Work instruction >>
Please report how many lines in the records below contain "selection". Reply with the number alone.

Listed entries >>
□ □ □ □ □ □ □
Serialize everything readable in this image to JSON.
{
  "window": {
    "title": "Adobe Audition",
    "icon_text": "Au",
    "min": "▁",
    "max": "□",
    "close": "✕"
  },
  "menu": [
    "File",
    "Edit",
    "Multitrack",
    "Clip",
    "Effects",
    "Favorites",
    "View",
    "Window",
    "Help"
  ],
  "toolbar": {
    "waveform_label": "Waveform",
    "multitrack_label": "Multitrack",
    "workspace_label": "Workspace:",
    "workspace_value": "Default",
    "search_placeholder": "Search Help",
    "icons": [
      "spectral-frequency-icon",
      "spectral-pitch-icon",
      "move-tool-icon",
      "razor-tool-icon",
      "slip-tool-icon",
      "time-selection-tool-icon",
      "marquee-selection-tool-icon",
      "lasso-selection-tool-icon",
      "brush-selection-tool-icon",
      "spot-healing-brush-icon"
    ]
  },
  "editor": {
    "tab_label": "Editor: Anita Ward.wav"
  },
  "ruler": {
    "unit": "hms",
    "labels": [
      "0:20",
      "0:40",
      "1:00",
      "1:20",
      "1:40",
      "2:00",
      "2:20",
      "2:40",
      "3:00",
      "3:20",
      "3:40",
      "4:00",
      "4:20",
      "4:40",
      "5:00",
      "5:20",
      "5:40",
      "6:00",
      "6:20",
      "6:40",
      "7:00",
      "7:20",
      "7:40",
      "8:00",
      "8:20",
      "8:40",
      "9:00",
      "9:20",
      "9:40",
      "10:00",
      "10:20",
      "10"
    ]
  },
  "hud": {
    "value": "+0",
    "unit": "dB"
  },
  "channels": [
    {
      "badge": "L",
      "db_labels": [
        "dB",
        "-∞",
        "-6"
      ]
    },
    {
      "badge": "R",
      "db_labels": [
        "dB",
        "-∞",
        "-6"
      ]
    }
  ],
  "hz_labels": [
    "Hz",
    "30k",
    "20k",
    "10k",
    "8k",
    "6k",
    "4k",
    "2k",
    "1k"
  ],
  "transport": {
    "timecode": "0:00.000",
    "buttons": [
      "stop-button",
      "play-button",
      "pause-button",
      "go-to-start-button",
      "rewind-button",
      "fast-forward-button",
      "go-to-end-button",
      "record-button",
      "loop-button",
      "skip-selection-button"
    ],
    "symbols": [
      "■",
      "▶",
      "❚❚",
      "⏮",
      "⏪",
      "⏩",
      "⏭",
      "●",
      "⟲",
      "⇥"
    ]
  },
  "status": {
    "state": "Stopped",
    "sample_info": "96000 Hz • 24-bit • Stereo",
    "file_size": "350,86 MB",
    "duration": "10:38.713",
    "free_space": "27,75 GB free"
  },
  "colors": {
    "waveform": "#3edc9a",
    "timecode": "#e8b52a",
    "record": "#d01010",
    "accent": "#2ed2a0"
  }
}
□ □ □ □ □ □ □
Exercise solution >>
5